╭─ The records

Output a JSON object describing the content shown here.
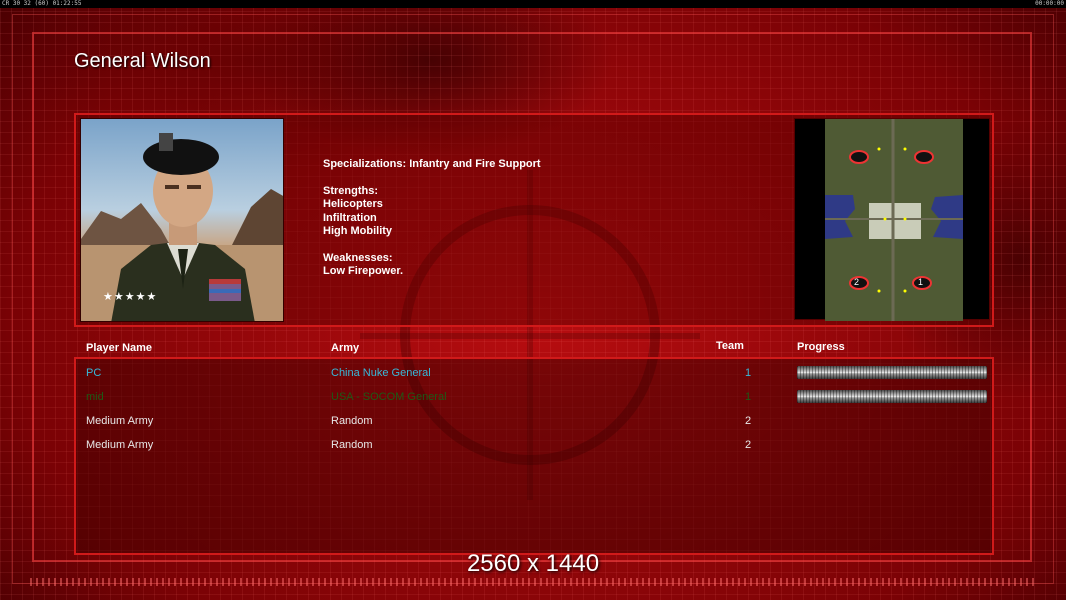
{
  "topbar": {
    "left_text": "CR 30 32 (60) 01:22:55",
    "right_text": "00:00:00"
  },
  "general": {
    "title": "General Wilson",
    "specializations": "Specializations: Infantry and Fire Support",
    "strengths_label": "Strengths:",
    "strengths": [
      "Helicopters",
      "Infiltration",
      "High Mobility"
    ],
    "weaknesses_label": "Weaknesses:",
    "weaknesses": [
      "Low Firepower."
    ],
    "rank_stars": "★★★★★"
  },
  "minimap": {
    "slots": [
      "2",
      "1"
    ]
  },
  "table": {
    "headers": {
      "player": "Player Name",
      "army": "Army",
      "team": "Team",
      "progress": "Progress"
    },
    "rows": [
      {
        "player": "PC",
        "army": "China Nuke General",
        "team": "1",
        "color": "#37b8d8",
        "progress": 0
      },
      {
        "player": "mid",
        "army": "USA - SOCOM General",
        "team": "1",
        "color": "#1e5a16",
        "progress": 0
      },
      {
        "player": "Medium Army",
        "army": "Random",
        "team": "2",
        "color": "#e8e8e8"
      },
      {
        "player": "Medium Army",
        "army": "Random",
        "team": "2",
        "color": "#e8e8e8"
      }
    ]
  },
  "resolution_label": "2560 x 1440",
  "colors": {
    "accent": "#d11a1a",
    "background": "#8a0407"
  }
}
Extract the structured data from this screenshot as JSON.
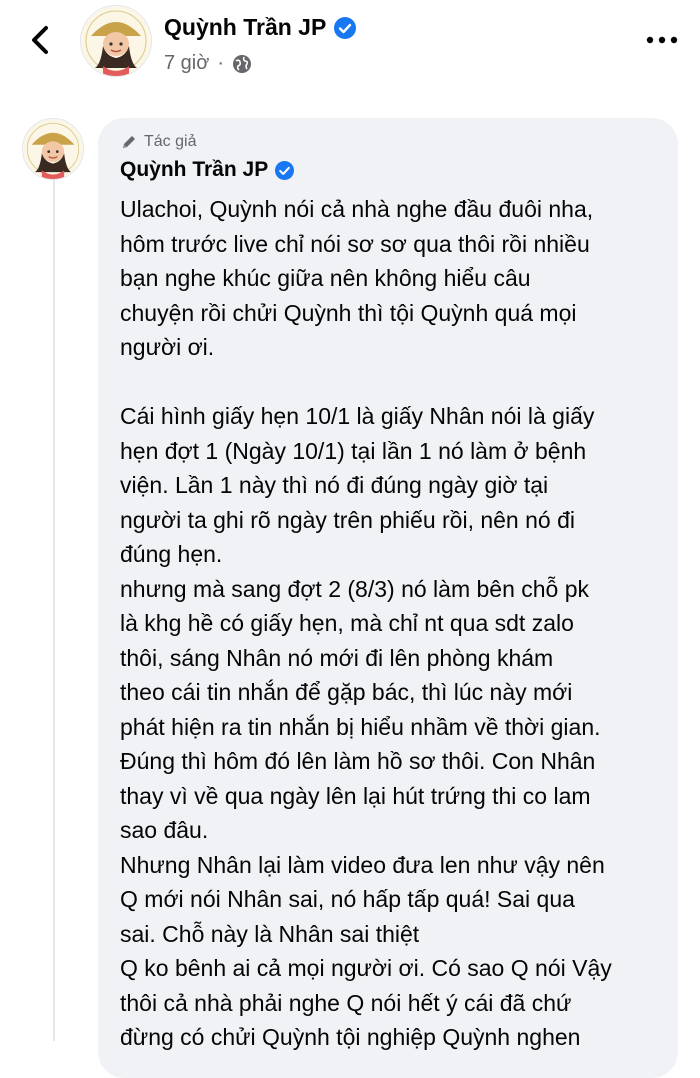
{
  "header": {
    "back_icon": "chevron-left-icon",
    "author_name": "Quỳnh Trần JP",
    "time": "7 giờ",
    "separator": "·",
    "privacy_icon": "globe-icon",
    "more_icon": "more-icon"
  },
  "comment": {
    "author_badge": "Tác giả",
    "author_name": "Quỳnh Trần JP",
    "lines": [
      "Ulachoi, Quỳnh nói cả nhà nghe đầu đuôi nha,",
      "hôm trước live chỉ nói sơ sơ qua thôi rồi nhiều",
      "bạn nghe khúc giữa nên không hiểu câu",
      "chuyện rồi chửi Quỳnh thì tội Quỳnh quá mọi",
      "người ơi.",
      "",
      "Cái hình giấy hẹn 10/1 là giấy Nhân nói là giấy",
      "hẹn đợt 1 (Ngày 10/1) tại lần 1 nó làm ở bệnh",
      "viện. Lần 1 này thì nó đi đúng ngày giờ tại",
      "người ta ghi rõ ngày trên phiếu rồi, nên nó đi",
      "đúng hẹn.",
      "nhưng mà sang đợt 2 (8/3) nó làm bên chỗ pk",
      "là khg hề có giấy hẹn, mà chỉ nt qua sdt zalo",
      "thôi, sáng Nhân nó mới đi lên phòng khám",
      "theo cái tin nhắn để gặp bác, thì lúc này mới",
      "phát hiện ra tin nhắn bị hiểu nhầm về thời gian.",
      "Đúng thì hôm đó lên làm hồ sơ thôi. Con Nhân",
      "thay vì về qua ngày lên lại hút trứng thi co lam",
      "sao đâu.",
      "Nhưng Nhân lại làm video đưa len như vậy nên",
      "Q mới nói Nhân sai, nó hấp tấp quá! Sai qua",
      "sai. Chỗ này là Nhân sai thiệt",
      "Q ko bênh ai cả mọi người ơi. Có sao Q nói Vậy",
      "thôi cả nhà phải nghe Q nói hết ý cái đã chứ",
      "đừng có chửi Quỳnh tội nghiệp Quỳnh nghen"
    ]
  },
  "colors": {
    "verified": "#1877f2",
    "muted_text": "#65676b",
    "bubble_bg": "#f0f2f5"
  }
}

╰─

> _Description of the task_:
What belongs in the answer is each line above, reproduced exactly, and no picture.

> _Solved problem_:
Output a JSON object describing the content shown here.
{
  "topbar": {
    "left_text": "CR 30 32 (60) 01:22:55",
    "right_text": "00:00:00"
  },
  "general": {
    "title": "General Wilson",
    "specializations": "Specializations: Infantry and Fire Support",
    "strengths_label": "Strengths:",
    "strengths": [
      "Helicopters",
      "Infiltration",
      "High Mobility"
    ],
    "weaknesses_label": "Weaknesses:",
    "weaknesses": [
      "Low Firepower."
    ],
    "rank_stars": "★★★★★"
  },
  "minimap": {
    "slots": [
      "2",
      "1"
    ]
  },
  "table": {
    "headers": {
      "player": "Player Name",
      "army": "Army",
      "team": "Team",
      "progress": "Progress"
    },
    "rows": [
      {
        "player": "PC",
        "army": "China Nuke General",
        "team": "1",
        "color": "#37b8d8",
        "progress": 0
      },
      {
        "player": "mid",
        "army": "USA - SOCOM General",
        "team": "1",
        "color": "#1e5a16",
        "progress": 0
      },
      {
        "player": "Medium Army",
        "army": "Random",
        "team": "2",
        "color": "#e8e8e8"
      },
      {
        "player": "Medium Army",
        "army": "Random",
        "team": "2",
        "color": "#e8e8e8"
      }
    ]
  },
  "resolution_label": "2560 x 1440",
  "colors": {
    "accent": "#d11a1a",
    "background": "#8a0407"
  }
}
Extract the structured data from this screenshot as JSON.
{
  "header": {
    "back_icon": "chevron-left-icon",
    "author_name": "Quỳnh Trần JP",
    "time": "7 giờ",
    "separator": "·",
    "privacy_icon": "globe-icon",
    "more_icon": "more-icon"
  },
  "comment": {
    "author_badge": "Tác giả",
    "author_name": "Quỳnh Trần JP",
    "lines": [
      "Ulachoi, Quỳnh nói cả nhà nghe đầu đuôi nha,",
      "hôm trước live chỉ nói sơ sơ qua thôi rồi nhiều",
      "bạn nghe khúc giữa nên không hiểu câu",
      "chuyện rồi chửi Quỳnh thì tội Quỳnh quá mọi",
      "người ơi.",
      "",
      "Cái hình giấy hẹn 10/1 là giấy Nhân nói là giấy",
      "hẹn đợt 1 (Ngày 10/1) tại lần 1 nó làm ở bệnh",
      "viện. Lần 1 này thì nó đi đúng ngày giờ tại",
      "người ta ghi rõ ngày trên phiếu rồi, nên nó đi",
      "đúng hẹn.",
      "nhưng mà sang đợt 2 (8/3) nó làm bên chỗ pk",
      "là khg hề có giấy hẹn, mà chỉ nt qua sdt zalo",
      "thôi, sáng Nhân nó mới đi lên phòng khám",
      "theo cái tin nhắn để gặp bác, thì lúc này mới",
      "phát hiện ra tin nhắn bị hiểu nhầm về thời gian.",
      "Đúng thì hôm đó lên làm hồ sơ thôi. Con Nhân",
      "thay vì về qua ngày lên lại hút trứng thi co lam",
      "sao đâu.",
      "Nhưng Nhân lại làm video đưa len như vậy nên",
      "Q mới nói Nhân sai, nó hấp tấp quá! Sai qua",
      "sai. Chỗ này là Nhân sai thiệt",
      "Q ko bênh ai cả mọi người ơi. Có sao Q nói Vậy",
      "thôi cả nhà phải nghe Q nói hết ý cái đã chứ",
      "đừng có chửi Quỳnh tội nghiệp Quỳnh nghen"
    ]
  },
  "colors": {
    "verified": "#1877f2",
    "muted_text": "#65676b",
    "bubble_bg": "#f0f2f5"
  }
}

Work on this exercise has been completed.